Whilst I’ve visited Greyfriars several times now over the last year for various tasting events and tours, this was my first attendance of one of their famous open days. It’s an opportunity to meat the team, to try all of the latest wines and to have a walk around the beautifully maintained vines. It was a wonderful time to visit the vineyard, with the vines in flower and, thankfully, a break in what has been a rather damp period of English summer weather. Mike explains that despite the challenges of this year so far he is very optimistic for this year’s harvest. Whilst they had the bougie candles on standby during those couple of weeks of late springtime frost, that they had been extremely lucky and not been hit by the sort of frost damage that has affected other vineyards, and areas of France in particular.
Of course, I had to discuss the recent coverage they have received in both this month’s Decanter panel tasting and their annual World Wine Awards. Greyfriars scooped two Silver Medals for their flagship English Sparkling Wines of Blanc de Blancs 2013 (92 Points) and Rosé Reserve Brut 2013 (90 Points). In an increasingly crowded sector English Blanc de Blancs, there’s just something so rich and different about the Greyfriars’ that it never fails to put a smile on my face. It’s certainly one for the oak lovers, and to balance that an unoaked Blanc to Blancs has recently been released, along with a Classic Cuvée blend, which is already proving popular. These are both great wines too, but for me the Oaked BdB is certainly the wine to head straight for! It’s just so rounded and developed, which is super impressive for what is a relatively youthful Blanc de Blancs.
So what else is new for Greyfriars? A 400,000-bottle capacity chalk cave is currently in the final stages of construction. Then there was another highlight of the tasting: the Sparkling Fumé, which is made from 100% Sauvignon Blanc grapes. It’s believed to be the only of its kind in England right now, and the wine is suitably different. Last year saw the very limited release of a couple of hundred bottles of 2014 Sparkling Fumé, whilst this year’s release is 2000 bottles and is a blend of wines from different harvests with zero dosage. The resulting wine is more developed and flavoursome; vibrant and fresh with some lovely gooseberry, grassy and English hedgerow notes. As Mike puts it, it’s the perfect English sparkling wine for the summer – assuming the English summer does finally arrive!
A new 2015 vintage of Greyfriars’ medal winning Pinot Gris is on the way too, I had a sneak peak of this a month or so back and it’s rather lovely! I sipped on a glass of the existing 2014 vintage (pictured in the headline image in this article) as I had a walk around the vineyard with my wife, contemplating just how proud Mike, Hillary and the Greyfriars team must feel after such a stellar year so far!
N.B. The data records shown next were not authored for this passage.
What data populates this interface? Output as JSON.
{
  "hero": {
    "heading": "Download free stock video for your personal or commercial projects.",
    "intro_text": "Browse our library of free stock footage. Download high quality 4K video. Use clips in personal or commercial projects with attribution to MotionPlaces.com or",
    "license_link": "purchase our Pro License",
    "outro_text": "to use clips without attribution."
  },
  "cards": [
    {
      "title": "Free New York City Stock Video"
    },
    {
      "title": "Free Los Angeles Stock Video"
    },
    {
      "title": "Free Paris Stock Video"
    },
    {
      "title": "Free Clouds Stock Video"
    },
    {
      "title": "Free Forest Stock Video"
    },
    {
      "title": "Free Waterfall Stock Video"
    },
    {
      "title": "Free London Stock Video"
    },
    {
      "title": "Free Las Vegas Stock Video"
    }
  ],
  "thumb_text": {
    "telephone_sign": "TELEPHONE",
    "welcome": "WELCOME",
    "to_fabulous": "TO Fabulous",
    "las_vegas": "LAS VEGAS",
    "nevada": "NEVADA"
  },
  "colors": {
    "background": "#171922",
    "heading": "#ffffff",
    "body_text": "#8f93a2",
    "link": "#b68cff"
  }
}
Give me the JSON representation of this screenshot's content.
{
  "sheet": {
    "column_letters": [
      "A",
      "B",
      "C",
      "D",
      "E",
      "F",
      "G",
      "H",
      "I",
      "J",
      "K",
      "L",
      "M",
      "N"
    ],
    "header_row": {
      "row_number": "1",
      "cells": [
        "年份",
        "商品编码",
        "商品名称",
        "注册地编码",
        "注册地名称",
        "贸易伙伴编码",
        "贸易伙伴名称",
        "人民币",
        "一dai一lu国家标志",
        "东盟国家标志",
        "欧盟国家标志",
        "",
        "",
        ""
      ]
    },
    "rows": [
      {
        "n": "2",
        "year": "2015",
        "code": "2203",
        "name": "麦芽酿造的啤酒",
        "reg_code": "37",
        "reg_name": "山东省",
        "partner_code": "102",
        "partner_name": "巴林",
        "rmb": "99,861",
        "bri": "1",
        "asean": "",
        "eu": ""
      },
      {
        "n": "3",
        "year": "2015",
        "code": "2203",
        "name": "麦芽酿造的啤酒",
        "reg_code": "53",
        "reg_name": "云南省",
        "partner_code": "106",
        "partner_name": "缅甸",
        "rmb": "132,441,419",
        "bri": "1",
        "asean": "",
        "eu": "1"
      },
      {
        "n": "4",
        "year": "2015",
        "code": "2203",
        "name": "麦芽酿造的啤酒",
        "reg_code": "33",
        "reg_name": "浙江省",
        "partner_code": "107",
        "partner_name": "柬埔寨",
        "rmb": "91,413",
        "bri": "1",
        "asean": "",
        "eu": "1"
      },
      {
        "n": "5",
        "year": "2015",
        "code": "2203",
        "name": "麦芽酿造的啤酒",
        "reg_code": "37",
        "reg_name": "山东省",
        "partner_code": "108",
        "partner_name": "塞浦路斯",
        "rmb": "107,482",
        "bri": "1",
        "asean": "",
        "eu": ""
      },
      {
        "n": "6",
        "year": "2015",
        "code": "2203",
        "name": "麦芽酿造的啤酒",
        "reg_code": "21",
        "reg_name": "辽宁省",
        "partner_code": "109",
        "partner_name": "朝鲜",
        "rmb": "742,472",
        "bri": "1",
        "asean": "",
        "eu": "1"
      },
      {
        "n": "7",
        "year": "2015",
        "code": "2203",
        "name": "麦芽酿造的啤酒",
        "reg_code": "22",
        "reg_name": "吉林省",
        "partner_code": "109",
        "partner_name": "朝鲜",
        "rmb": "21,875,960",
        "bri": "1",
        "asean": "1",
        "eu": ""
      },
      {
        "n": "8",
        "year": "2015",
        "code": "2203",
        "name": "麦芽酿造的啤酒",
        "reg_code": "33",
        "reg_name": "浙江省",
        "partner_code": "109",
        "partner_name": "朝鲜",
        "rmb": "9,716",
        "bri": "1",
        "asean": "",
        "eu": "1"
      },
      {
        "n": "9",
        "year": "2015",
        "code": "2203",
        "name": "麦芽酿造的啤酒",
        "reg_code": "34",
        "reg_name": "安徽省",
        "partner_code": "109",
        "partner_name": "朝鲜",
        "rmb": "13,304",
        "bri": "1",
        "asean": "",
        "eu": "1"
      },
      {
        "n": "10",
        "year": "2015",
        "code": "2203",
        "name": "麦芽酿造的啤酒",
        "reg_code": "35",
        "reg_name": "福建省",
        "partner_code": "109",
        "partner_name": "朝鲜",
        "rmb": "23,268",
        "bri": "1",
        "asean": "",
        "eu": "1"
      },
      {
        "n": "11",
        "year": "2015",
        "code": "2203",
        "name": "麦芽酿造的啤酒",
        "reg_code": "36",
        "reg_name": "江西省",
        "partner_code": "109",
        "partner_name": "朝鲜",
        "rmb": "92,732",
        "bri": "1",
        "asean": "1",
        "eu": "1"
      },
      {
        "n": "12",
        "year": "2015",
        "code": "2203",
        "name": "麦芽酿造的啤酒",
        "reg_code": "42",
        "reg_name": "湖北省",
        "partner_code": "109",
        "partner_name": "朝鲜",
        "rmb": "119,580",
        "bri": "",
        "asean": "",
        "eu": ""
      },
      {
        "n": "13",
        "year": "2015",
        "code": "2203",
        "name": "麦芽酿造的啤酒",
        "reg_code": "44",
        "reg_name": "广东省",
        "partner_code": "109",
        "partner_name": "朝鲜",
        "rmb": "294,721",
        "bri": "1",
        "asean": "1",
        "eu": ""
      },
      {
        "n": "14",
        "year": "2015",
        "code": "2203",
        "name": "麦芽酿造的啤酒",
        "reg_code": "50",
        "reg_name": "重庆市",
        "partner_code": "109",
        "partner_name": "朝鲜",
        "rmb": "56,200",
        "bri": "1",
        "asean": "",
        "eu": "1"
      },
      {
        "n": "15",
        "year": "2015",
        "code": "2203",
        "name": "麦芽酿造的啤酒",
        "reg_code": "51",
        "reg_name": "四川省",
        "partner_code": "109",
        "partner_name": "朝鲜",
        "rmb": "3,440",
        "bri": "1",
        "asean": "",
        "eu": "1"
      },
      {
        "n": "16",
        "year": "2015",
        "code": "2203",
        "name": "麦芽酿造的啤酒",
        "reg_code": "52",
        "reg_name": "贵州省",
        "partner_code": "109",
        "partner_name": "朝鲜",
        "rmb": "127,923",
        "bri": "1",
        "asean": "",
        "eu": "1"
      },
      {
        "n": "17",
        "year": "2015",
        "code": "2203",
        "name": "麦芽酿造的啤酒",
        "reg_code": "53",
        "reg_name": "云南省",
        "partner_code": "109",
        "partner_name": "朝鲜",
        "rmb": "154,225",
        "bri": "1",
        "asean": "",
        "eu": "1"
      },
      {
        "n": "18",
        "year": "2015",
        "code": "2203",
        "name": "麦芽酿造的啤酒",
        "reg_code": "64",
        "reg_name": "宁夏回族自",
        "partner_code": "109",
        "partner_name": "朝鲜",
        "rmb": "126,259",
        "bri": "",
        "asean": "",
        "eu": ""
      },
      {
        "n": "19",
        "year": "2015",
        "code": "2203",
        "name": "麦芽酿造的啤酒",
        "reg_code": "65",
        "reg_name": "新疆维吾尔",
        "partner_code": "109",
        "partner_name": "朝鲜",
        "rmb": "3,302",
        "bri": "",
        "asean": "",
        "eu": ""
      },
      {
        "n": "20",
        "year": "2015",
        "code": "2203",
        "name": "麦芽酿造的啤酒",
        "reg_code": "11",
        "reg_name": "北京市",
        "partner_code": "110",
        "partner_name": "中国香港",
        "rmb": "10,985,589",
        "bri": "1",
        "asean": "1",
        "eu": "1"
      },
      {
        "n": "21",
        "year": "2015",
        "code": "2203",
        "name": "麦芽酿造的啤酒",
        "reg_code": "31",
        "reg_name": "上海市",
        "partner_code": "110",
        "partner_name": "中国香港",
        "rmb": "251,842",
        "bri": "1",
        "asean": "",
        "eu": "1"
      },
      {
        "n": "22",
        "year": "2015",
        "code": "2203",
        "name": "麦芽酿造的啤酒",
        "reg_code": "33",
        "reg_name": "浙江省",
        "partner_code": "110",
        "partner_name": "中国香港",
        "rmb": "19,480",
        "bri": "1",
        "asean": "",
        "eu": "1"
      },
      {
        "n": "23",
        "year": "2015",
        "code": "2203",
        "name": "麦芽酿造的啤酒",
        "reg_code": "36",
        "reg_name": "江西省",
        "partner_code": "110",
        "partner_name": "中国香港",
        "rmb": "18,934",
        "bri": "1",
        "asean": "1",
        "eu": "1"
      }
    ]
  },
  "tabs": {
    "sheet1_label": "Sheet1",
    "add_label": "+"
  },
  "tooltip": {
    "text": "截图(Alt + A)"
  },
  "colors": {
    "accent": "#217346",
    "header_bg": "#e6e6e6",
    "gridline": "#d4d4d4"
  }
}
Check back soon for reviews of Greyfriars most recent releases, including the Sparkling Fumé and Unoaked Blanc de Blancs, in the coming weeks on GreatBritishWine.com
- 40 Acres